**Aim of the task:** Nothing but a number belongs in the answer: how many lines of the records below contain the string "icon".

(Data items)
╔══
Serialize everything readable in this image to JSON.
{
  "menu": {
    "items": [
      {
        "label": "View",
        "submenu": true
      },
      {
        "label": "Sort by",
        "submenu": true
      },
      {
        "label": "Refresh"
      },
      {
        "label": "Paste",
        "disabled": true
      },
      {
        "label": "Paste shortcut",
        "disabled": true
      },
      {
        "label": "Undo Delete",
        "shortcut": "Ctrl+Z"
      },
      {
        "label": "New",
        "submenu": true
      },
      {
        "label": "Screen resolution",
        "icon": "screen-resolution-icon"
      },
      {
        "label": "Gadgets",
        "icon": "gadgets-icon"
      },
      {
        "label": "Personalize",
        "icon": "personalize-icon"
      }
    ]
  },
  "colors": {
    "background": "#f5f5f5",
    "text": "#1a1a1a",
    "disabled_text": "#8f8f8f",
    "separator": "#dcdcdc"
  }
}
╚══
**Solution to the problem:** 3